Understanding Civil Litigation

Every day each of us encounters situations and problems which require solutions. When those problems are caused by others who are not willing, or able, to correct those problems, often the only option will be to seek assistance from the public court system. The use of this system is known as Civil Litigation. 


Civil Litigation is Different Than Criminal Litigation

Civil Litigation is distinguished from criminal litigation, in that the former deals with the use of the court system between 2 or more private parties (who can be people, corporations, or even governments), and the latter deals with criminal charges laid by the police and subsequently prosecuted by the government via the Crown Attorney’s office.



Civil Litigation

Examples of When Civil Litigation May Be Necessary

Virtually every problem that arises between two or more parties could require the use of the courts to be resolved. However, some of the more commonly seen areas of litigation are as follows:

  • Personal Injury, where someone may have suffered physical injury due to the actions, or inactions, of someone else, and as a result pain and suffering and/or actual monetary loss has been experienced.
  • Estate Disputes, where there may be confusion in the interpretation, or negligence in the administration, of a deceased person’s estate, or there may be actual abuse or theft of the estate’s assets.
  • Contract, or Commercial, Disputes, where the obligations and entitlements of parties are in dispute, sometimes flowing from a written agreement and sometimes flowing from an unwritten, or implied, agreement.

Alternative Dispute Resolution (ADR)

Often cases are started within the public court system but it subsequently becomes apparent that it may be prudent for the parties to ultimately solve their differences through the use of mediation or arbitration, which is known as Alternative Dispute Resolution, or ‘ADR’. ADR is becoming increasingly prevalent, and indeed encouraged, often for the following reasons:

  • Speed, ADR will often provide the parties a result much faster than the public court system can.
  • Cost-effectiveness. In addition to speed, ADR often allows for a more streamlined process to resolve disputes, which ultimately can result in savings to the parties.
  • Control over the Process. With ADR, the parties are able to choose their own mediator or arbitrator, which means that they can ensure that the dispute is being overseen by someone who has specific expertise and credentials to deal with the specific facts and issues of the dispute.
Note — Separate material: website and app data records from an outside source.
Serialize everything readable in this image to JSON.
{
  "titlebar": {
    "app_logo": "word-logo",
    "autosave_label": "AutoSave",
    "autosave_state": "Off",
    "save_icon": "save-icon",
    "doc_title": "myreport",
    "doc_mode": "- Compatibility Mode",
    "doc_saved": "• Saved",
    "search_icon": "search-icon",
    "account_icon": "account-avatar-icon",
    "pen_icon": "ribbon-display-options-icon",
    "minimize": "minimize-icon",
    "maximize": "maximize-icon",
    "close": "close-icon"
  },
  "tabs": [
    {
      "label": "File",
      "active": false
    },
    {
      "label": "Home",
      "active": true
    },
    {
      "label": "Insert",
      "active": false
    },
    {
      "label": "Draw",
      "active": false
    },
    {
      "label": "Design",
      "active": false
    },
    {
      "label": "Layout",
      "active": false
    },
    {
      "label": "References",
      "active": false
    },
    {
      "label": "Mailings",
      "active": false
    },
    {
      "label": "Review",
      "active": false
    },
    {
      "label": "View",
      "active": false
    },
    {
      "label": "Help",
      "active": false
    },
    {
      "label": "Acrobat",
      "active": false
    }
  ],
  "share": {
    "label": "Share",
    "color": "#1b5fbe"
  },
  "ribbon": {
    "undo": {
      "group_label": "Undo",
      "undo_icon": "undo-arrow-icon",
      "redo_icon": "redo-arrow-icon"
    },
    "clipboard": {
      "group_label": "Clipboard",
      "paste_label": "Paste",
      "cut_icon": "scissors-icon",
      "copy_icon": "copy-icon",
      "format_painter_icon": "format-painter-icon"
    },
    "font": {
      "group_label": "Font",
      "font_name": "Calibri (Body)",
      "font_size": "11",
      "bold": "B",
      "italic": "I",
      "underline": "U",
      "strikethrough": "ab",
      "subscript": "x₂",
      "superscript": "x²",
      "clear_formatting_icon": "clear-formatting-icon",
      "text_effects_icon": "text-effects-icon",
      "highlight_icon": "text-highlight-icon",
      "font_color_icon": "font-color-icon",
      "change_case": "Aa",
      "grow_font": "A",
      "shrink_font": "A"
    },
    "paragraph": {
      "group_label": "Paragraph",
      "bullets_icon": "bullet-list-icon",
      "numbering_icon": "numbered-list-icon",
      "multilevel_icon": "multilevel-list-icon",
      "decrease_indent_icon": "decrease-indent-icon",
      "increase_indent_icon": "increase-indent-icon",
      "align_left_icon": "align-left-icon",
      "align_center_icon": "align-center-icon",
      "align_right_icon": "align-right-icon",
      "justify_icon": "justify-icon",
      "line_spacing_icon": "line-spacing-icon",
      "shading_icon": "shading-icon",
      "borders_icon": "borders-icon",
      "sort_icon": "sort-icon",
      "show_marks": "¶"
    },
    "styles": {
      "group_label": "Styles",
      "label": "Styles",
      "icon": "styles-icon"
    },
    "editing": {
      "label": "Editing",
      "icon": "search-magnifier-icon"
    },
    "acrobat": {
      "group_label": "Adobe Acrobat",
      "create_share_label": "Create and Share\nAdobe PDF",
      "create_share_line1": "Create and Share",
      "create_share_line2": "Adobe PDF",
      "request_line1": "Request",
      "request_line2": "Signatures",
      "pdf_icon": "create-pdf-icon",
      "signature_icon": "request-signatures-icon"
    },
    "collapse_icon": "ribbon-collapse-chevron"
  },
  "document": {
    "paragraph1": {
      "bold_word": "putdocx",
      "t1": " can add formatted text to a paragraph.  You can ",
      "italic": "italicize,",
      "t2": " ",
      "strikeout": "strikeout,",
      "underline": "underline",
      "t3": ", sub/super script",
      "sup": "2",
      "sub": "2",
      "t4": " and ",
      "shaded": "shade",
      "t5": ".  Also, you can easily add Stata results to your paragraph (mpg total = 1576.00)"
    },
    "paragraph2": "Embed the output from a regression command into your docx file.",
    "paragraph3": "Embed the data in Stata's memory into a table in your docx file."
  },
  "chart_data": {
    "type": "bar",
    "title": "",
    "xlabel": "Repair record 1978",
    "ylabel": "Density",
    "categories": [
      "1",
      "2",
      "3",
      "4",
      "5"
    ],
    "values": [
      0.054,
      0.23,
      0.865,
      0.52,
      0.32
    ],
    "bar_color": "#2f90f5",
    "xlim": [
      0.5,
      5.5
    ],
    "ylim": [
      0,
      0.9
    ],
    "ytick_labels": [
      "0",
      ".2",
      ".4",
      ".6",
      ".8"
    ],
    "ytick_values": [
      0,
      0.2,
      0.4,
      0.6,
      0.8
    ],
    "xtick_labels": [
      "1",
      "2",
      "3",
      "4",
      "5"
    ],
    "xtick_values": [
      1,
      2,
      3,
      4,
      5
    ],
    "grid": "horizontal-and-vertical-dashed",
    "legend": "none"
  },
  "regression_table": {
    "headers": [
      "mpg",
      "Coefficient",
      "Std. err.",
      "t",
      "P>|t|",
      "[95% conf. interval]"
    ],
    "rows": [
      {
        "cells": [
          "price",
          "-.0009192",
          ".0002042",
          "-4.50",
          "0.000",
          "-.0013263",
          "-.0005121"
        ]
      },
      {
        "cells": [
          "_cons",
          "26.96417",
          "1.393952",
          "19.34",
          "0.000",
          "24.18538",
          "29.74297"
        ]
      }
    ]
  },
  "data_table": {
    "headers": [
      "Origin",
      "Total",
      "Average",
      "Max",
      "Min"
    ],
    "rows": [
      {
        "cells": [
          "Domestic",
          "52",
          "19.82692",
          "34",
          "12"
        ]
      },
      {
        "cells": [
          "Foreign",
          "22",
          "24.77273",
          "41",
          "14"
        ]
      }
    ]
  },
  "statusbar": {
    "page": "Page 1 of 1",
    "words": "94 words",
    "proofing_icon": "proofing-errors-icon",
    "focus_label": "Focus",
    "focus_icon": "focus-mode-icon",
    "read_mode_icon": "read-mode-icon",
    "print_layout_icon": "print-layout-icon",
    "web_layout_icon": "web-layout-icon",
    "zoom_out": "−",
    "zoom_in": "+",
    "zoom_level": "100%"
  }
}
Mark Radulescu       

519.579.4300 x 293 


Jason Timms

519.579.4300 x 210

William Appleby

519.579.4300 x 274